§ Instructions to follow
The expected output is the full set of entries, printed exactly, without pictures.

§ Dataset content
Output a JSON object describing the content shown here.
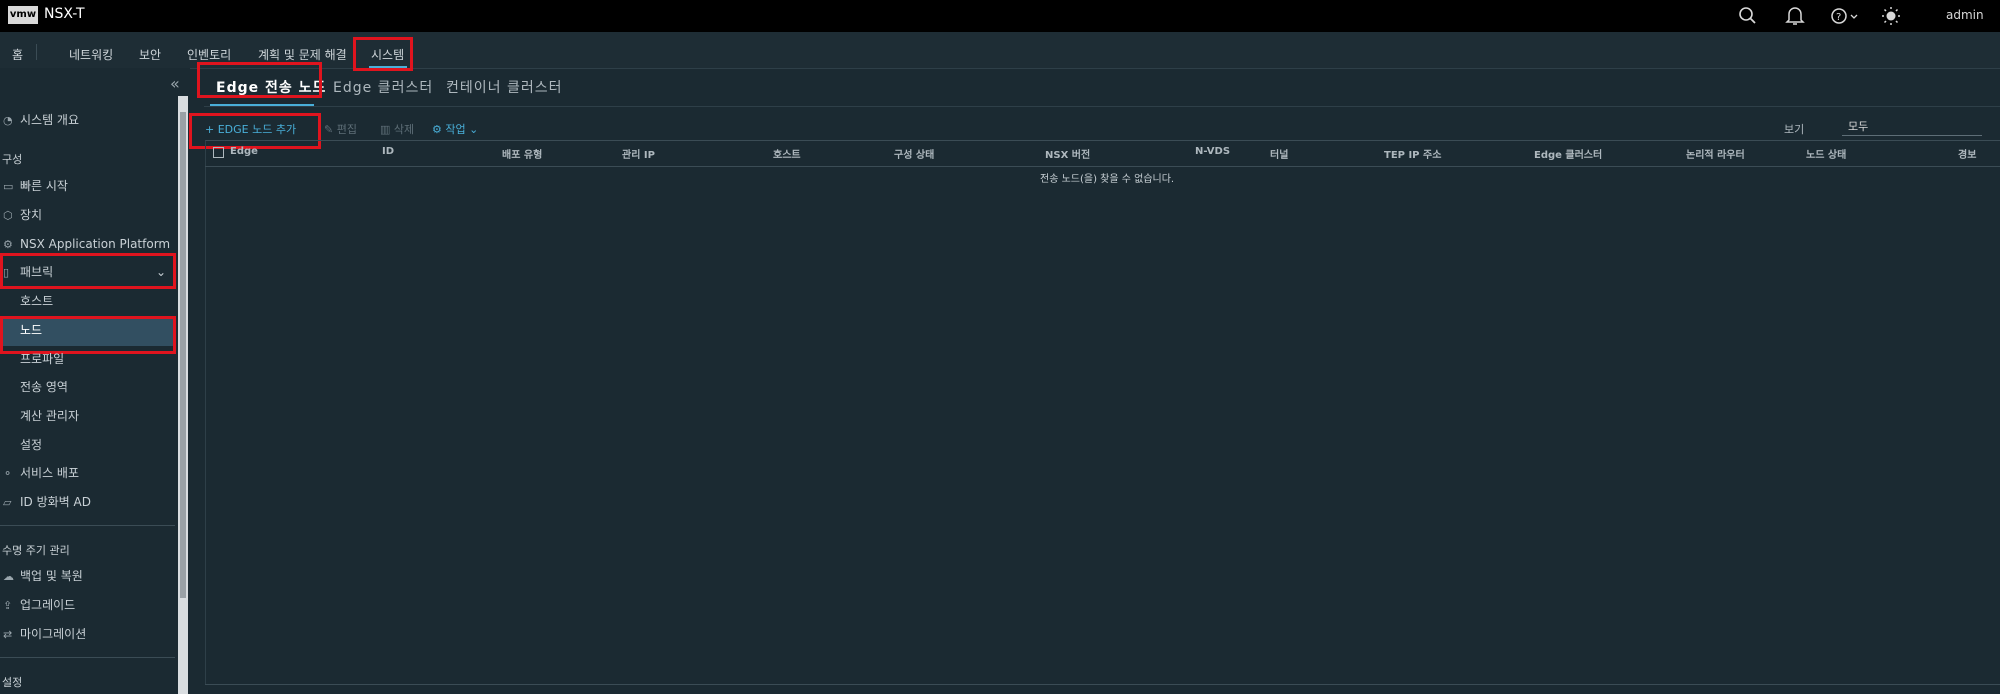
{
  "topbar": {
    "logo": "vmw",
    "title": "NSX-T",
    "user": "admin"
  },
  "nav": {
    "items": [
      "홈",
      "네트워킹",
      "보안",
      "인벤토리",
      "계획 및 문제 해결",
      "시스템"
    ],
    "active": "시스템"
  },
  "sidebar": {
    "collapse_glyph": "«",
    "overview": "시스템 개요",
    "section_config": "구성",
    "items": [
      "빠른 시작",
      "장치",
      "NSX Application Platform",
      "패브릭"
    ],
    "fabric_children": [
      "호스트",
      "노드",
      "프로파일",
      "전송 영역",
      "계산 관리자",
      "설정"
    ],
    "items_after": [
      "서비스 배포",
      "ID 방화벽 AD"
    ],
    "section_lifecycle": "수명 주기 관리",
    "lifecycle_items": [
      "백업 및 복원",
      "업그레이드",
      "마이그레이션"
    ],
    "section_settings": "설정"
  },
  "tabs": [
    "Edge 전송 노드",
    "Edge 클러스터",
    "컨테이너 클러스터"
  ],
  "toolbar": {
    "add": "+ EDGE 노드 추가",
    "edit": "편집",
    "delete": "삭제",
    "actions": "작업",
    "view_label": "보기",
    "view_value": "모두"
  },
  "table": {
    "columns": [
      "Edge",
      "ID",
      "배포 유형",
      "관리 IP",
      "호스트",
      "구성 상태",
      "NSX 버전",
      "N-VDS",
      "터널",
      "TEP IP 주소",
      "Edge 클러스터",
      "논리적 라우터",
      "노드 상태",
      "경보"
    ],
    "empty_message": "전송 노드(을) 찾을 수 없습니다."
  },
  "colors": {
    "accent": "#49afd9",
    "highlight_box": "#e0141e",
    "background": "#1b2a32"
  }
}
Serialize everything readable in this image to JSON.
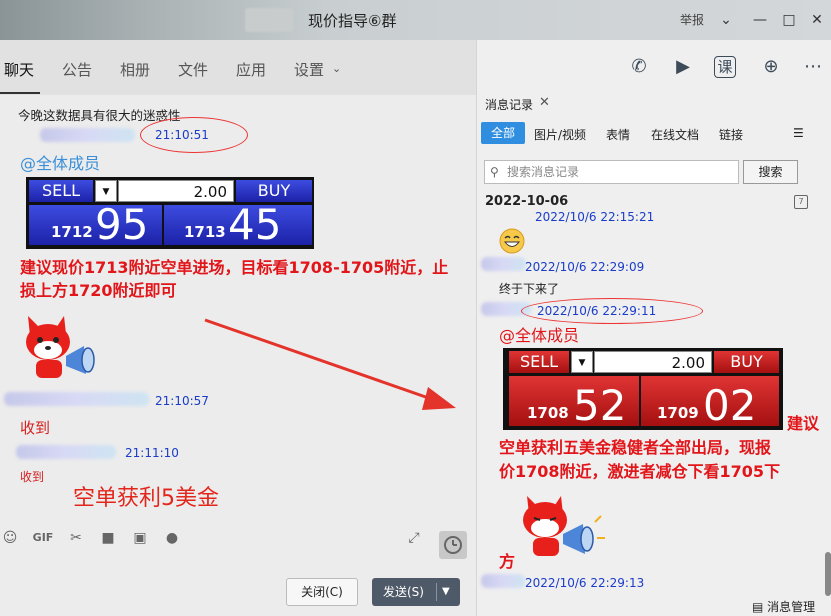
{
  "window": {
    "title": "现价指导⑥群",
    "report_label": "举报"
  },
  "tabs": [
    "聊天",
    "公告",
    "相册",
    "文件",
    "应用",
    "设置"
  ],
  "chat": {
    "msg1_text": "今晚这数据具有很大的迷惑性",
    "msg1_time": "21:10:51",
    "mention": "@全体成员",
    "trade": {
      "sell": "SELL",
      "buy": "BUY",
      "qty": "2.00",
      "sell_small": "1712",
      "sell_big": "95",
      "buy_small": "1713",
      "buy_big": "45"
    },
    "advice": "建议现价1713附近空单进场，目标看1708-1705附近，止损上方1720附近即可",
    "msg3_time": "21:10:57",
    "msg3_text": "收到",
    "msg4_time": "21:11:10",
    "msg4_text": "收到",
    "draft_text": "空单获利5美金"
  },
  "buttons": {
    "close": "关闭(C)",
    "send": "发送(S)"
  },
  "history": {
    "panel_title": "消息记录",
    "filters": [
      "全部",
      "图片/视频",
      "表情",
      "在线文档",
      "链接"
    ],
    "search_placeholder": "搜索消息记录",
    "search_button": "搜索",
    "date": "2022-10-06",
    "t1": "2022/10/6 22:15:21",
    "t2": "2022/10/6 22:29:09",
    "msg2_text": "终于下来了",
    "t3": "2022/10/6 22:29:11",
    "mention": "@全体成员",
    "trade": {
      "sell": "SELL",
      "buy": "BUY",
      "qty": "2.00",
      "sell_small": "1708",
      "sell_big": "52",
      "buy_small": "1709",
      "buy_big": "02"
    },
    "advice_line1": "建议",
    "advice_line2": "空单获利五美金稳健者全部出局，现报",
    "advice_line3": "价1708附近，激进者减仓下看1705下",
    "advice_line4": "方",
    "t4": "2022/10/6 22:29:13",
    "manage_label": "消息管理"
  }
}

§ Answer below
Output a JSON object describing the content shown here.
{
  "topbar": {
    "logo": "vmw",
    "title": "NSX-T",
    "user": "admin"
  },
  "nav": {
    "items": [
      "홈",
      "네트워킹",
      "보안",
      "인벤토리",
      "계획 및 문제 해결",
      "시스템"
    ],
    "active": "시스템"
  },
  "sidebar": {
    "collapse_glyph": "«",
    "overview": "시스템 개요",
    "section_config": "구성",
    "items": [
      "빠른 시작",
      "장치",
      "NSX Application Platform",
      "패브릭"
    ],
    "fabric_children": [
      "호스트",
      "노드",
      "프로파일",
      "전송 영역",
      "계산 관리자",
      "설정"
    ],
    "items_after": [
      "서비스 배포",
      "ID 방화벽 AD"
    ],
    "section_lifecycle": "수명 주기 관리",
    "lifecycle_items": [
      "백업 및 복원",
      "업그레이드",
      "마이그레이션"
    ],
    "section_settings": "설정"
  },
  "tabs": [
    "Edge 전송 노드",
    "Edge 클러스터",
    "컨테이너 클러스터"
  ],
  "toolbar": {
    "add": "+ EDGE 노드 추가",
    "edit": "편집",
    "delete": "삭제",
    "actions": "작업",
    "view_label": "보기",
    "view_value": "모두"
  },
  "table": {
    "columns": [
      "Edge",
      "ID",
      "배포 유형",
      "관리 IP",
      "호스트",
      "구성 상태",
      "NSX 버전",
      "N-VDS",
      "터널",
      "TEP IP 주소",
      "Edge 클러스터",
      "논리적 라우터",
      "노드 상태",
      "경보"
    ],
    "empty_message": "전송 노드(을) 찾을 수 없습니다."
  },
  "colors": {
    "accent": "#49afd9",
    "highlight_box": "#e0141e",
    "background": "#1b2a32"
  }
}
Serialize everything readable in this image to JSON.
{
  "window": {
    "title": "现价指导⑥群",
    "report_label": "举报"
  },
  "tabs": [
    "聊天",
    "公告",
    "相册",
    "文件",
    "应用",
    "设置"
  ],
  "chat": {
    "msg1_text": "今晚这数据具有很大的迷惑性",
    "msg1_time": "21:10:51",
    "mention": "@全体成员",
    "trade": {
      "sell": "SELL",
      "buy": "BUY",
      "qty": "2.00",
      "sell_small": "1712",
      "sell_big": "95",
      "buy_small": "1713",
      "buy_big": "45"
    },
    "advice": "建议现价1713附近空单进场，目标看1708-1705附近，止损上方1720附近即可",
    "msg3_time": "21:10:57",
    "msg3_text": "收到",
    "msg4_time": "21:11:10",
    "msg4_text": "收到",
    "draft_text": "空单获利5美金"
  },
  "buttons": {
    "close": "关闭(C)",
    "send": "发送(S)"
  },
  "history": {
    "panel_title": "消息记录",
    "filters": [
      "全部",
      "图片/视频",
      "表情",
      "在线文档",
      "链接"
    ],
    "search_placeholder": "搜索消息记录",
    "search_button": "搜索",
    "date": "2022-10-06",
    "t1": "2022/10/6 22:15:21",
    "t2": "2022/10/6 22:29:09",
    "msg2_text": "终于下来了",
    "t3": "2022/10/6 22:29:11",
    "mention": "@全体成员",
    "trade": {
      "sell": "SELL",
      "buy": "BUY",
      "qty": "2.00",
      "sell_small": "1708",
      "sell_big": "52",
      "buy_small": "1709",
      "buy_big": "02"
    },
    "advice_line1": "建议",
    "advice_line2": "空单获利五美金稳健者全部出局，现报",
    "advice_line3": "价1708附近，激进者减仓下看1705下",
    "advice_line4": "方",
    "t4": "2022/10/6 22:29:13",
    "manage_label": "消息管理"
  }
}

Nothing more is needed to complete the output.